Much of the research on human episodic memory has come from experiments conducted in the laboratory (Misra et al., 2018). These studies typically present and test participants on random lists of words and researchers can control the selection and ordering of the word lists as well as the timing intervals used at study and test. However, a recent body of literature questions whether lab-based memory findings can be extrapolated beyond the laboratory settings in which they were obtained (Fonti, 2021). A reliable, yet perplexing, memory effect relates to word frequency. The relative frequency with which a word occurs in language can either assist or impede memory performance depending on the task. In a laboratory free recall task, where participants are presented with a list of words and told to recall them in any order, performance is better for high-frequency (i.e., common) words compared to low-frequency (i.e., rare) words (Gillund & Shiffrin, 1984). Conversely, in a laboratory recognition task, where participants study a list of words and at test have to discriminate between words that were on the study list and words that were not, performance is better for low-frequency words compared to high-frequency words. A number of explanations have been proposed to account for the frequency effect findings in free recall. What all of these accounts have in common, however, is that they were established in the laboratory. To better capture everyday memory processes, researchers must evaluate these findings in real-world paradigms.

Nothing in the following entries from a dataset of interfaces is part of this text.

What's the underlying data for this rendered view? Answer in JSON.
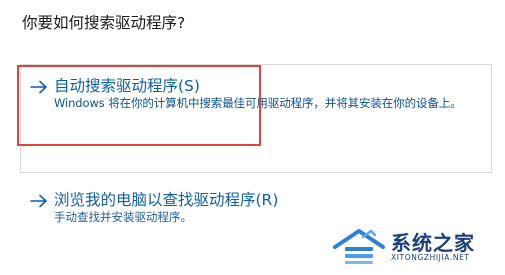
{
  "question": "你要如何搜索驱动程序?",
  "options": [
    {
      "title": "自动搜索驱动程序(S)",
      "description": "Windows 将在你的计算机中搜索最佳可用驱动程序，并将其安装在你的设备上。"
    },
    {
      "title": "浏览我的电脑以查找驱动程序(R)",
      "description": "手动查找并安装驱动程序。"
    }
  ],
  "watermark": {
    "name": "系统之家",
    "url": "XITONGZHIJIA.NET"
  },
  "colors": {
    "link": "#0f5fa8",
    "highlight": "#e0433e",
    "box_border": "#d9d9d9"
  },
  "icons": {
    "option_arrow": "arrow-right-icon",
    "watermark_logo": "house-logo-icon"
  }
}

Research Questions / Hypotheses
It is hypothesised that discriminability (and performance) will be greater for low-frequency locations and emails compared to high-frequency locations and emails. This will be measured using SDT and d’ will be larger for low-frequency items. There will also be a criterion bias towards responding with a high-frequency location and email compared to a low-frequency location and email. This will, again, be measured using SDT and the C criterion will be negative for high-frequency items. If interitem associations play a role in the high-frequency (correct) recall advantage, then the contiguity effect would be larger for high-frequency locations and emails compared to low-frequency locations and emails. Sequential responses with small lag values will thus be more probable for high-frequency items than low-frequency items. If, on the other hand, order-information is important then the asymmetry effect would be larger for high-frequency locations and emails compared to low-frequency locations and emails. Sequential responses with positive lag values will thus be more probable for high-frequency items compared to low-frequency items.

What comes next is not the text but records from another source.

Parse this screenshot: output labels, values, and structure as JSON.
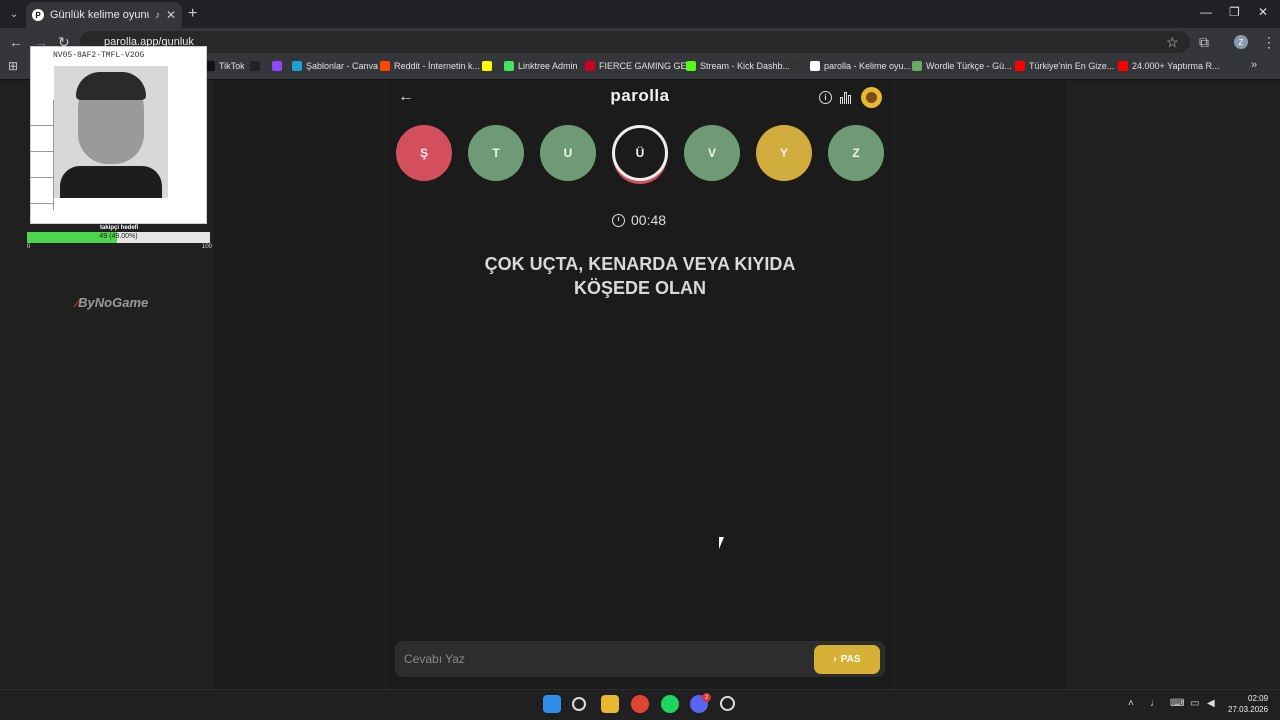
{
  "browser": {
    "tab_title": "Günlük kelime oyunu - parolla",
    "tab_favicon_letter": "P",
    "url": "parolla.app/gunluk",
    "bookmarks": [
      {
        "label": "TikTok",
        "color": "#111111"
      },
      {
        "label": "",
        "color": "#222222"
      },
      {
        "label": "",
        "color": "#9146ff"
      },
      {
        "label": "Şablonlar - Canva",
        "color": "#1fa0d8"
      },
      {
        "label": "Reddit - İnternetin k...",
        "color": "#ff4500"
      },
      {
        "label": "",
        "color": "#fffc00"
      },
      {
        "label": "Linktree Admin",
        "color": "#43e55e"
      },
      {
        "label": "FIERCE GAMING GE...",
        "color": "#d1001f"
      },
      {
        "label": "Stream - Kick Dashb...",
        "color": "#53fc18"
      },
      {
        "label": "",
        "color": "#333333"
      },
      {
        "label": "parolla - Kelime oyu...",
        "color": "#ffffff"
      },
      {
        "label": "Wordle Türkçe - Gü...",
        "color": "#6aaa64"
      },
      {
        "label": "Türkiye'nin En Gize...",
        "color": "#ff0000"
      },
      {
        "label": "24.000+ Yaptırma R...",
        "color": "#ff0000"
      }
    ]
  },
  "overlay": {
    "card_code": "NV05-8AF2-TMFL-V2OG",
    "progress_label": "takipçi hedefi",
    "progress_text": "49 (49.00%)",
    "progress_value": 0.49,
    "progress_min": "0",
    "progress_max": "100",
    "sponsor": "ByNoGame",
    "sponsor_mark": "⁄"
  },
  "game": {
    "logo": "parolla",
    "back_icon": "arrow-left-icon",
    "letters": [
      {
        "char": "Ş",
        "state": "red"
      },
      {
        "char": "T",
        "state": "green"
      },
      {
        "char": "U",
        "state": "green"
      },
      {
        "char": "Ü",
        "state": "active"
      },
      {
        "char": "V",
        "state": "green"
      },
      {
        "char": "Y",
        "state": "yellow"
      },
      {
        "char": "Z",
        "state": "green"
      }
    ],
    "timer": "00:48",
    "question_line1": "ÇOK UÇTA, KENARDA VEYA KIYIDA",
    "question_line2": "KÖŞEDE OLAN",
    "answer_placeholder": "Cevabı Yaz",
    "pass_label": "PAS",
    "pass_icon": "chevron-right-icon"
  },
  "taskbar": {
    "time": "02:09",
    "date": "27.03.2026",
    "discord_badge": "2"
  },
  "colors": {
    "red": "#d34f5e",
    "green": "#6f9a76",
    "yellow": "#cfac3b",
    "pass_button": "#d7b036"
  }
}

A total of 18 participants signed up to the study; of which only 3 completed Part 1. All of these participants were not eligible to complete Part 2 of the study because they did not have their Google Map Location Services enabled. Therefore, no one completed the study (both Part 1 and Part 2).
Participants were required to sign up for an https://unforgettable.me account and were asked to collect 30-days of Google Map location and email data. Once they uploaded this data to their unforgettable.me account, a test appeared in their account on the unforgettable.me site. For a given day, this test asked participants to select the locations they had visited and the people they had emailed. It takes approximately 60 minutes to complete. In Part 1 of this study, participants attended a zoom meeting with the researcher where they received instructions on how to download their Google location and email data. Participants were also shown how to create an unforgettable.me account and how to upload their data for the memory task. In Part 2, participants completed their unique memory task on the unforgettable.me website.
This is an ongoing study, and the data has not yet been analysed. The findings are expected to be in line with the aforementioned hypotheses.
Given that the results have not yet been reported, they cannot be interpreted at this stage. This study is part of a Fourth Year Honours research project.